During your first visit, our team will discuss these results with you.

Our specialists may order additional tests to evaluate your hormone levels. Often, your surgical team refers you for a magnetic resonance imaging (MRI) scan to look at the tumor. If you’ve already had an MRI, our specialists compare the new images to previous ones to determine if the tumor has changed.

After the evaluation, we will discuss our findings with you and explain the treatment options. We’ll answer your questions about treatment and guide you through the next steps.

Pituitary Tumor Removal: When Is Surgery Needed?

You may not need surgery for a pituitary tumor. Your provider only considers pituitary tumor removal when the tumor:

  • grows quickly or significantly over time,
  • doesn’t respond to other treatment,
  • produces hormones that adversely affect your body, or
  • compresses the area where your nerves cross between your eyes.

Types of Pituitary Tumor Surgeries

Our surgeons perform pituitary tumor removal by inserting surgical tools through your nose (endoscopic transsphenoidal surgery or microsurgical transsphenoidal surgery). Using minimally invasive approaches leads to:

  • less pain,
  • faster recovery, and
  • lower risk of complications.

Transsphenoidal Surgery

Transsphenoidal pituitary surgery is the most common technique for pituitary tumor removal. Transsphenoidal means your surgeon operates through your sphenoid sinus (a hollow space behind your nose and below your brain). Your pituitary gland sits right behind the back of the sphenoid sinus.

During transsphenoidal surgery, a neurosurgeon and rhinologist work together to perform the operation:

  1. Your rhinologist will remove sinus tissue or bone, if needed, to reach the tumor.
  2. Your neurosurgeon will insert an endoscope (a long, thin tube with a tiny camera attached to the end) through your nose or positions a microscope to visualize the tumor.
  3. Your neurosurgeon will use small precision tools to remove the tumor.
  4. Your rhinologist will replace and reconstruct any tissue they removed.

Surgery typically lasts around three to four hours. Immediately after surgery, you will recover in the neurocritical care unit overnight. You’ll stay in the hospital for up to two additional nights before returning home.
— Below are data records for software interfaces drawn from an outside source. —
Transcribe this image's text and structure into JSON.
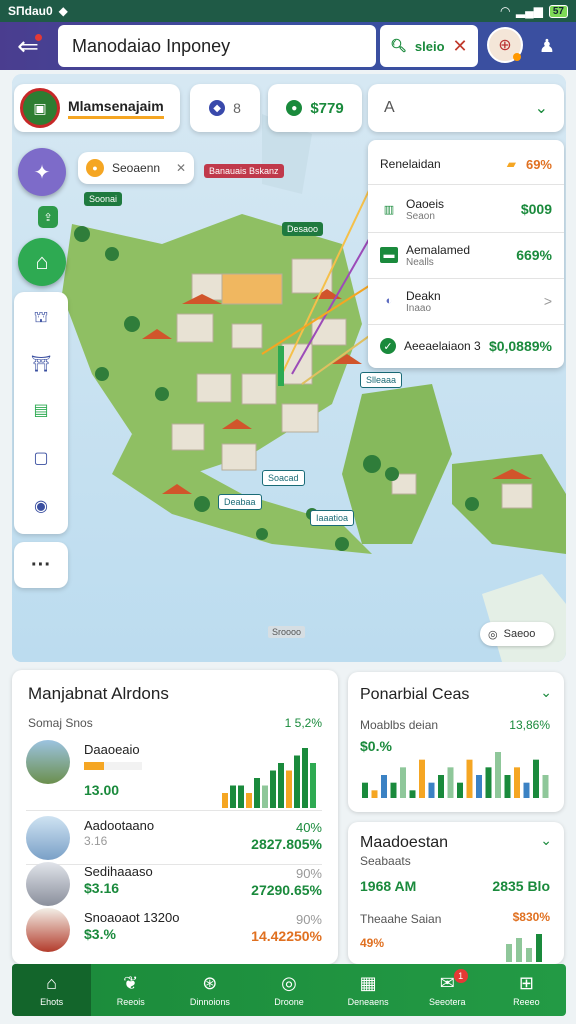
{
  "status_bar": {
    "time": "SПdau0",
    "battery": "57"
  },
  "top_bar": {
    "search_value": "Manodaiao Inponey",
    "search_button_label": "sleio",
    "search_button_icon": "search-icon"
  },
  "map": {
    "brand_name": "Mlamsenajaim",
    "stat1": "8",
    "stat2": "$779",
    "filter_value": "A",
    "poi_label": "Seoaenn",
    "tags": [
      "Banauais Bskanz",
      "Soonai",
      "Desaoo",
      "Slleaaa",
      "Soacad",
      "Deabaa",
      "Iaaatioa"
    ],
    "scale_label": "Sroooo",
    "location_label": "Saeoo"
  },
  "legend": {
    "header_label": "Renelaidan",
    "header_value": "69%",
    "items": [
      {
        "label": "Oaoeis",
        "sub": "Seaon",
        "value": "$009"
      },
      {
        "label": "Aemalamed",
        "sub": "Nealls",
        "value": "669%"
      },
      {
        "label": "Deakn",
        "sub": "Inaao",
        "value": ">"
      },
      {
        "label": "Aeeaelaiaon 3",
        "sub": "",
        "value": "$0,0889%"
      }
    ]
  },
  "destinations_card": {
    "title": "Manjabnat Alrdons",
    "subtitle": "Somaj Snos",
    "subtitle_value": "1 5,2%",
    "rows": [
      {
        "name": "Daaoeaio",
        "price": "13.00",
        "pct": "",
        "value": "",
        "progress": 0.35
      },
      {
        "name": "Aadootaano",
        "price": "3.16",
        "pct": "40%",
        "value": "2827.805%",
        "progress": 0
      },
      {
        "name": "Sedihaaaso",
        "price": "$3.16",
        "pct": "90%",
        "value": "27290.65%",
        "progress": 0
      },
      {
        "name": "Snoaoaot 1320o",
        "price": "$3.%",
        "pct": "90%",
        "value": "14.42250%",
        "progress": 0
      }
    ],
    "chart_values": [
      2,
      3,
      3,
      2,
      4,
      3,
      5,
      6,
      5,
      7,
      8,
      6
    ]
  },
  "potential_card": {
    "title": "Ponarbial Ceas",
    "label": "Moablbs deian",
    "label_value": "13,86%",
    "value": "$0.%",
    "chart_data": {
      "type": "bar",
      "values": [
        2,
        1,
        3,
        2,
        4,
        1,
        5,
        2,
        3,
        4,
        2,
        5,
        3,
        4,
        6,
        3,
        4,
        2,
        5,
        3
      ]
    }
  },
  "summary_card": {
    "title": "Maadoestan",
    "subtitle": "Seabaats",
    "left_value": "1968 AM",
    "right_value": "2835 Blo",
    "label2": "Theaahe Saian",
    "label2_value": "$830%",
    "pct": "49%"
  },
  "bottom_nav": {
    "items": [
      {
        "label": "Ehots",
        "icon": "home-icon"
      },
      {
        "label": "Reeois",
        "icon": "leaf-icon"
      },
      {
        "label": "Dinnoions",
        "icon": "basket-icon"
      },
      {
        "label": "Droone",
        "icon": "compass-icon"
      },
      {
        "label": "Deneaens",
        "icon": "book-icon"
      },
      {
        "label": "Seeotera",
        "icon": "tag-icon",
        "badge": "1"
      },
      {
        "label": "Reeeo",
        "icon": "grid-icon"
      }
    ]
  },
  "colors": {
    "primary_green": "#1a8a3c",
    "header_purple": "#4a3d8f",
    "accent_orange": "#f5a623"
  }
}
Most patients don’t need a craniotomy to remove a pituitary tumor. You only need a craniotomy when the tumor has grown so large that your surgeon can’t safely or completely remove it with other methods.

During a craniotomy, a neurosurgeon temporarily moves a small piece of your skull to access the tumor. Your surgeon removes the tumor and replaces the removed bone at the end of surgery.
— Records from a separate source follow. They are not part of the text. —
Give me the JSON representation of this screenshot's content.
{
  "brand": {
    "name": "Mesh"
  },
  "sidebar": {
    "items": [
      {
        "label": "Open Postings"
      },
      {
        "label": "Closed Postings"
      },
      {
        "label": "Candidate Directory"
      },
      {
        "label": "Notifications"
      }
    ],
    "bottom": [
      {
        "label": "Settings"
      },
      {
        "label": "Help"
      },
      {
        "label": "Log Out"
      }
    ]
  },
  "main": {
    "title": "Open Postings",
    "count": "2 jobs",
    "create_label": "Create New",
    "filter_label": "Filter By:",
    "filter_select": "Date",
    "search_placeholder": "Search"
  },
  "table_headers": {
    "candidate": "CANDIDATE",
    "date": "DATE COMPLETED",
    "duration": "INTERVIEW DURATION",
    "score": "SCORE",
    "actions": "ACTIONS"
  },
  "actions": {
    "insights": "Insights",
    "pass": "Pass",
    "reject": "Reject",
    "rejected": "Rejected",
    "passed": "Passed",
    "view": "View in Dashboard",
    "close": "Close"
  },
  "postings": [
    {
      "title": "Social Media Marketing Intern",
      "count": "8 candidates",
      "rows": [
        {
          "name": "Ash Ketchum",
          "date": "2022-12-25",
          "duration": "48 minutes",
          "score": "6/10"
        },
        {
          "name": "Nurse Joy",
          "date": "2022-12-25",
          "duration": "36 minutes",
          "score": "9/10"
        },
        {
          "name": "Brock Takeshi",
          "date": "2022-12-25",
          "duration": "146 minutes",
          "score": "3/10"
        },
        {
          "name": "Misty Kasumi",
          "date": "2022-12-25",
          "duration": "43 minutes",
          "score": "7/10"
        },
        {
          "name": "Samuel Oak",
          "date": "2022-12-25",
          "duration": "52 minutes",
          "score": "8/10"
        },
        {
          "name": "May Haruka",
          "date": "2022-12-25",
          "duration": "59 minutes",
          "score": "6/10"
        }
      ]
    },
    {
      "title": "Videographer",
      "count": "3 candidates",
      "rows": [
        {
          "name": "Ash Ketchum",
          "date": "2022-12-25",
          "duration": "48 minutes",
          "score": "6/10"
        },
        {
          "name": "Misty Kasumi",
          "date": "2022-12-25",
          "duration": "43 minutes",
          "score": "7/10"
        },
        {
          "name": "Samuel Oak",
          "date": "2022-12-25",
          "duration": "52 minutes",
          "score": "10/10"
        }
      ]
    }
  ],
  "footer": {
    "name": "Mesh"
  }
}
Find a Specialist

Next Steps

If you believe you need an evaluation for a pituitary tumor, you can make an appointment with one of our skull base tumor specialists.
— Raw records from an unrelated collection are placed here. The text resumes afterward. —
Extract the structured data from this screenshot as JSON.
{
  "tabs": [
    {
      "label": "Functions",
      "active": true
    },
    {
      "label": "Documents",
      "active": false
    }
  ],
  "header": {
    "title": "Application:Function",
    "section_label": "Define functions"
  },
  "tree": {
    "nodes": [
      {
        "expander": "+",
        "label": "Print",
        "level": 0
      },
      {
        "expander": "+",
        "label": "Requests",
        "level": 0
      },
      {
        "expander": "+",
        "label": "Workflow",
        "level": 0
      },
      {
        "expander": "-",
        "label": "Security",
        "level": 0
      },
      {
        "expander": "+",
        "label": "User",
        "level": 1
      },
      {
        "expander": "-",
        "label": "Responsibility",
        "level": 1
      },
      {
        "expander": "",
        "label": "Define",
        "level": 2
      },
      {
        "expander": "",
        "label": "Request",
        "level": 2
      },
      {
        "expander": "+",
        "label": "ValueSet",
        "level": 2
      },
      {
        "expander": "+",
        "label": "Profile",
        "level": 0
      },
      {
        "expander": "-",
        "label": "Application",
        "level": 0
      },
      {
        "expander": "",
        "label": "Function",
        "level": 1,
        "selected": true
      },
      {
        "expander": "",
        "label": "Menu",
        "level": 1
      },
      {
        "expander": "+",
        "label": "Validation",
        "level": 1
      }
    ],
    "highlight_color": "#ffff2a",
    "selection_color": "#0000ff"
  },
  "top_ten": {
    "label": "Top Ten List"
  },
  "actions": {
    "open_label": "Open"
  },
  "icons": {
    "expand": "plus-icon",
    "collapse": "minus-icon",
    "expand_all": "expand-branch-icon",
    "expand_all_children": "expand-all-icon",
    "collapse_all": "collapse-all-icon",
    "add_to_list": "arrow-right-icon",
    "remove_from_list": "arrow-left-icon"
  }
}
No doctor referral is necessary to come visit us, but please check with your insurance first as some insurance companies require referrals.

Get a Consultation

Not located in Utah? You can contact us for a consultation. Once we have scheduled the call, we will set up a phone call to discuss your diagnosis with you. We will also ask you to send us:

  1. Copy of the CD of your MRI images,
  2. Copy of your vision test, and
  3. Any other testing you may have had (endocrinology or other).

Hear From Our Specialists

Pituitary Tumors: Your Questions Answered

Contact the Destination Care Program

The Destination Care Program is an initiative by U of U Health focusing on care for our out-of-state patients. We are here to help you find the services and information you need. Feel free to contact us:
Phone: 801-587-6365